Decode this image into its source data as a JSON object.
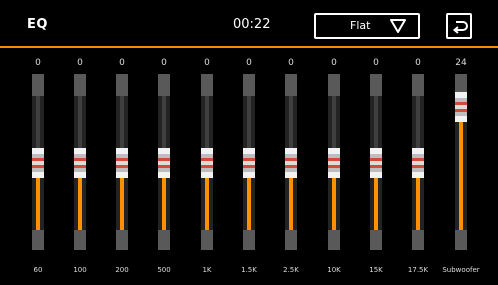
{
  "header": {
    "title": "EQ",
    "clock": "00:22",
    "preset": {
      "selected": "Flat"
    },
    "back_icon": "back-icon",
    "accent_color": "#ff8a00"
  },
  "bands": [
    {
      "freq": "60",
      "value": "0",
      "level": 0.5
    },
    {
      "freq": "100",
      "value": "0",
      "level": 0.5
    },
    {
      "freq": "200",
      "value": "0",
      "level": 0.5
    },
    {
      "freq": "500",
      "value": "0",
      "level": 0.5
    },
    {
      "freq": "1K",
      "value": "0",
      "level": 0.5
    },
    {
      "freq": "1.5K",
      "value": "0",
      "level": 0.5
    },
    {
      "freq": "2.5K",
      "value": "0",
      "level": 0.5
    },
    {
      "freq": "10K",
      "value": "0",
      "level": 0.5
    },
    {
      "freq": "15K",
      "value": "0",
      "level": 0.5
    },
    {
      "freq": "17.5K",
      "value": "0",
      "level": 0.5
    },
    {
      "freq": "Subwoofer",
      "value": "24",
      "level": 1.0
    }
  ]
}
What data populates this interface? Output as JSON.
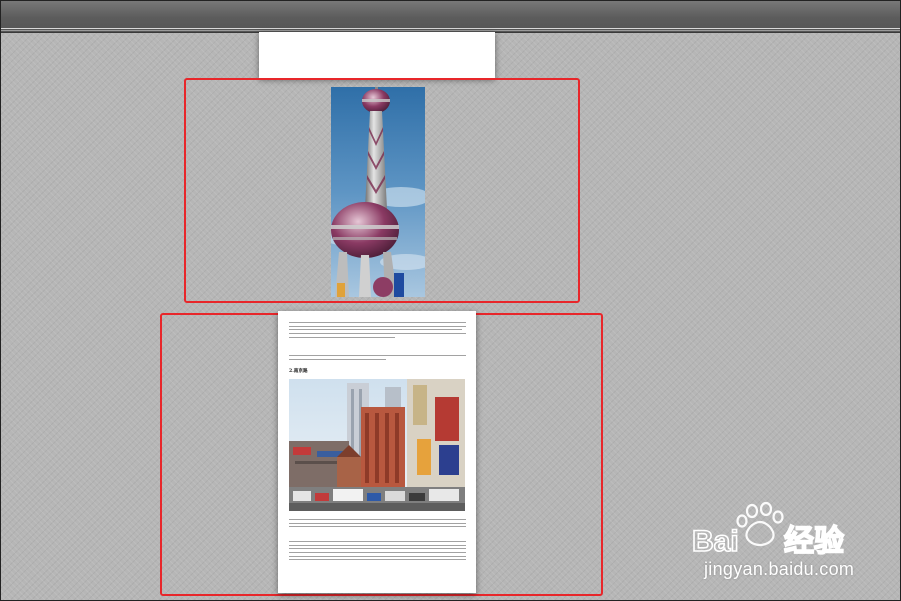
{
  "doc": {
    "section_heading": "2.南京路",
    "paragraph_lines": {
      "p1": 5,
      "p2": 3,
      "p3": 4,
      "p4": 6
    }
  },
  "watermark": {
    "brand": "Baidu经验",
    "url": "jingyan.baidu.com"
  },
  "colors": {
    "selection": "#e8262a",
    "background": "#b6b6b6",
    "topbar": "#5c5c5c"
  }
}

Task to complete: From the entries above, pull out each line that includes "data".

Answer to the exercise:
Decode this image into its source data as a JSON object.
What data populates this interface? Output as JSON.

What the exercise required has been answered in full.